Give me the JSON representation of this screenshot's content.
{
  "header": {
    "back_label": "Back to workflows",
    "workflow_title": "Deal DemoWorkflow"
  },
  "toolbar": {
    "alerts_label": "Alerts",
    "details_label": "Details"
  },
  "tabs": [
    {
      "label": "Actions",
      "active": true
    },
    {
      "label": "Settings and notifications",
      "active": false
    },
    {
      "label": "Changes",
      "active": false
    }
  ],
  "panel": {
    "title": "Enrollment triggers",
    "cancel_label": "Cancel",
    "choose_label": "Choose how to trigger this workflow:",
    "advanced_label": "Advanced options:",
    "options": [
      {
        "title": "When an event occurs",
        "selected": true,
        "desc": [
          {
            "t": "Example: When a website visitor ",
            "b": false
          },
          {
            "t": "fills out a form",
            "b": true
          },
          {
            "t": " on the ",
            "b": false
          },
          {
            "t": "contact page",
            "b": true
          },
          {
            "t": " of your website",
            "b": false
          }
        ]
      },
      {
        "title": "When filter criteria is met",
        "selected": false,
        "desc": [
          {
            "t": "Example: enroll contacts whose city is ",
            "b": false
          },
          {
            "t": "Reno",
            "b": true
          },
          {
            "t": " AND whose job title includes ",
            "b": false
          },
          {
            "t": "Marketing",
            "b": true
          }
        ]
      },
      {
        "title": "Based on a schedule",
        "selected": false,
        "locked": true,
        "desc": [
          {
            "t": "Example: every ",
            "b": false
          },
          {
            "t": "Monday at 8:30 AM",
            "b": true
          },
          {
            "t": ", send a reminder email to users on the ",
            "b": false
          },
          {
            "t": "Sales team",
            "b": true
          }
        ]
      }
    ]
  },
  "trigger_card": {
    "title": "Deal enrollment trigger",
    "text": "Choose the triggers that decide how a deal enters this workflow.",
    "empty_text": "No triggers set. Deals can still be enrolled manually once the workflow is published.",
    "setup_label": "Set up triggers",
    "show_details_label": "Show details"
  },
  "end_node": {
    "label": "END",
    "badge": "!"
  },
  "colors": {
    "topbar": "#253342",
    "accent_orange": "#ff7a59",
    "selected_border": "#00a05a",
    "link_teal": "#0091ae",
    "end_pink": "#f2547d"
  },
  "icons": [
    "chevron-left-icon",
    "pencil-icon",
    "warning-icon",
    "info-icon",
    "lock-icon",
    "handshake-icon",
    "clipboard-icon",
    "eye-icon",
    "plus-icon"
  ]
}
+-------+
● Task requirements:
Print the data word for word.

● Exercise output:
Give me the JSON representation of this screenshot's content.
{
  "header": {
    "back_label": "Back to workflows",
    "workflow_title": "Deal DemoWorkflow"
  },
  "toolbar": {
    "alerts_label": "Alerts",
    "details_label": "Details"
  },
  "tabs": [
    {
      "label": "Actions",
      "active": true
    },
    {
      "label": "Settings and notifications",
      "active": false
    },
    {
      "label": "Changes",
      "active": false
    }
  ],
  "panel": {
    "title": "Enrollment triggers",
    "cancel_label": "Cancel",
    "choose_label": "Choose how to trigger this workflow:",
    "advanced_label": "Advanced options:",
    "options": [
      {
        "title": "When an event occurs",
        "selected": true,
        "desc": [
          {
            "t": "Example: When a website visitor ",
            "b": false
          },
          {
            "t": "fills out a form",
            "b": true
          },
          {
            "t": " on the ",
            "b": false
          },
          {
            "t": "contact page",
            "b": true
          },
          {
            "t": " of your website",
            "b": false
          }
        ]
      },
      {
        "title": "When filter criteria is met",
        "selected": false,
        "desc": [
          {
            "t": "Example: enroll contacts whose city is ",
            "b": false
          },
          {
            "t": "Reno",
            "b": true
          },
          {
            "t": " AND whose job title includes ",
            "b": false
          },
          {
            "t": "Marketing",
            "b": true
          }
        ]
      },
      {
        "title": "Based on a schedule",
        "selected": false,
        "locked": true,
        "desc": [
          {
            "t": "Example: every ",
            "b": false
          },
          {
            "t": "Monday at 8:30 AM",
            "b": true
          },
          {
            "t": ", send a reminder email to users on the ",
            "b": false
          },
          {
            "t": "Sales team",
            "b": true
          }
        ]
      }
    ]
  },
  "trigger_card": {
    "title": "Deal enrollment trigger",
    "text": "Choose the triggers that decide how a deal enters this workflow.",
    "empty_text": "No triggers set. Deals can still be enrolled manually once the workflow is published.",
    "setup_label": "Set up triggers",
    "show_details_label": "Show details"
  },
  "end_node": {
    "label": "END",
    "badge": "!"
  },
  "colors": {
    "topbar": "#253342",
    "accent_orange": "#ff7a59",
    "selected_border": "#00a05a",
    "link_teal": "#0091ae",
    "end_pink": "#f2547d"
  },
  "icons": [
    "chevron-left-icon",
    "pencil-icon",
    "warning-icon",
    "info-icon",
    "lock-icon",
    "handshake-icon",
    "clipboard-icon",
    "eye-icon",
    "plus-icon"
  ]
}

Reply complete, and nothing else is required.